Exercise: Write the records out again, precisely as they stand.

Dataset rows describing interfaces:
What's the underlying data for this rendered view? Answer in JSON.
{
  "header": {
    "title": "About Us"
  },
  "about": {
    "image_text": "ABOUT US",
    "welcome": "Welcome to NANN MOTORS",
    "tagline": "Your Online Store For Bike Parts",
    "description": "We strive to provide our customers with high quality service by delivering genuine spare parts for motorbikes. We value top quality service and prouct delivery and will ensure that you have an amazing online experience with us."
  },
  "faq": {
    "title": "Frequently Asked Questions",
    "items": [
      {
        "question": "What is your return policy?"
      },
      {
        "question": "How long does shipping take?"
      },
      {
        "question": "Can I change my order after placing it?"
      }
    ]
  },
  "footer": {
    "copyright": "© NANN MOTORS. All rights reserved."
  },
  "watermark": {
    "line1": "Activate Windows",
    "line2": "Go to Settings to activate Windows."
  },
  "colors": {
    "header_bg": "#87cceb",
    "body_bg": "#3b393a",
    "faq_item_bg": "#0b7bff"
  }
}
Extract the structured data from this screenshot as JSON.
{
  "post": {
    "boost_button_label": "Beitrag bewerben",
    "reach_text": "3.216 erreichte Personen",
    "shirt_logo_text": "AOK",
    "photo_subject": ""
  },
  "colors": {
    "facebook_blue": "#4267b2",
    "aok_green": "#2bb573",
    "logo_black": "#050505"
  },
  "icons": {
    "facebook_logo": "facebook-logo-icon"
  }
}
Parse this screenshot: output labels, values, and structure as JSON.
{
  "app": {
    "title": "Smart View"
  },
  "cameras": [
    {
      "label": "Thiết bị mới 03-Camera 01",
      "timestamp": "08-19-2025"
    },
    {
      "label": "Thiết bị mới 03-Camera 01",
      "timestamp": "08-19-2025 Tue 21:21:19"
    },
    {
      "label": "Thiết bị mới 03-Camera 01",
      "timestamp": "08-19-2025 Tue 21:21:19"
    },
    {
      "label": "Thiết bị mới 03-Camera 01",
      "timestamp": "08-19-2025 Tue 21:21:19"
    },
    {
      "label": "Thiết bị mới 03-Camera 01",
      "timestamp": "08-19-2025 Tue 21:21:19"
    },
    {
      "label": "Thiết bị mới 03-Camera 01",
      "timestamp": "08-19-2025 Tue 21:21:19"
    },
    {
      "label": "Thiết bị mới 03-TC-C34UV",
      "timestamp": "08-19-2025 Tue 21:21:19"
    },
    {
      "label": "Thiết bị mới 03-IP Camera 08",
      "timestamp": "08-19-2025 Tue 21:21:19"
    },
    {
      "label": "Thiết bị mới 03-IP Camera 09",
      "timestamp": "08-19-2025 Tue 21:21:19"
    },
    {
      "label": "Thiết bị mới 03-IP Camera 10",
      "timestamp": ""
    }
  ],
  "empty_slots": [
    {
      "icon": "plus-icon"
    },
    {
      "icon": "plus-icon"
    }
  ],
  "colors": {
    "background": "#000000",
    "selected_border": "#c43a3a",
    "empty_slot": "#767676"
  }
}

Result:
What's the underlying data for this rendered view? Answer in JSON.
{
  "header": {
    "title": "About Us"
  },
  "about": {
    "image_text": "ABOUT US",
    "welcome": "Welcome to NANN MOTORS",
    "tagline": "Your Online Store For Bike Parts",
    "description": "We strive to provide our customers with high quality service by delivering genuine spare parts for motorbikes. We value top quality service and prouct delivery and will ensure that you have an amazing online experience with us."
  },
  "faq": {
    "title": "Frequently Asked Questions",
    "items": [
      {
        "question": "What is your return policy?"
      },
      {
        "question": "How long does shipping take?"
      },
      {
        "question": "Can I change my order after placing it?"
      }
    ]
  },
  "footer": {
    "copyright": "© NANN MOTORS. All rights reserved."
  },
  "watermark": {
    "line1": "Activate Windows",
    "line2": "Go to Settings to activate Windows."
  },
  "colors": {
    "header_bg": "#87cceb",
    "body_bg": "#3b393a",
    "faq_item_bg": "#0b7bff"
  }
}
Extract the structured data from this screenshot as JSON.
{
  "post": {
    "boost_button_label": "Beitrag bewerben",
    "reach_text": "3.216 erreichte Personen",
    "shirt_logo_text": "AOK",
    "photo_subject": ""
  },
  "colors": {
    "facebook_blue": "#4267b2",
    "aok_green": "#2bb573",
    "logo_black": "#050505"
  },
  "icons": {
    "facebook_logo": "facebook-logo-icon"
  }
}
Parse this screenshot: output labels, values, and structure as JSON.
{
  "app": {
    "title": "Smart View"
  },
  "cameras": [
    {
      "label": "Thiết bị mới 03-Camera 01",
      "timestamp": "08-19-2025"
    },
    {
      "label": "Thiết bị mới 03-Camera 01",
      "timestamp": "08-19-2025 Tue 21:21:19"
    },
    {
      "label": "Thiết bị mới 03-Camera 01",
      "timestamp": "08-19-2025 Tue 21:21:19"
    },
    {
      "label": "Thiết bị mới 03-Camera 01",
      "timestamp": "08-19-2025 Tue 21:21:19"
    },
    {
      "label": "Thiết bị mới 03-Camera 01",
      "timestamp": "08-19-2025 Tue 21:21:19"
    },
    {
      "label": "Thiết bị mới 03-Camera 01",
      "timestamp": "08-19-2025 Tue 21:21:19"
    },
    {
      "label": "Thiết bị mới 03-TC-C34UV",
      "timestamp": "08-19-2025 Tue 21:21:19"
    },
    {
      "label": "Thiết bị mới 03-IP Camera 08",
      "timestamp": "08-19-2025 Tue 21:21:19"
    },
    {
      "label": "Thiết bị mới 03-IP Camera 09",
      "timestamp": "08-19-2025 Tue 21:21:19"
    },
    {
      "label": "Thiết bị mới 03-IP Camera 10",
      "timestamp": ""
    }
  ],
  "empty_slots": [
    {
      "icon": "plus-icon"
    },
    {
      "icon": "plus-icon"
    }
  ],
  "colors": {
    "background": "#000000",
    "selected_border": "#c43a3a",
    "empty_slot": "#767676"
  }
}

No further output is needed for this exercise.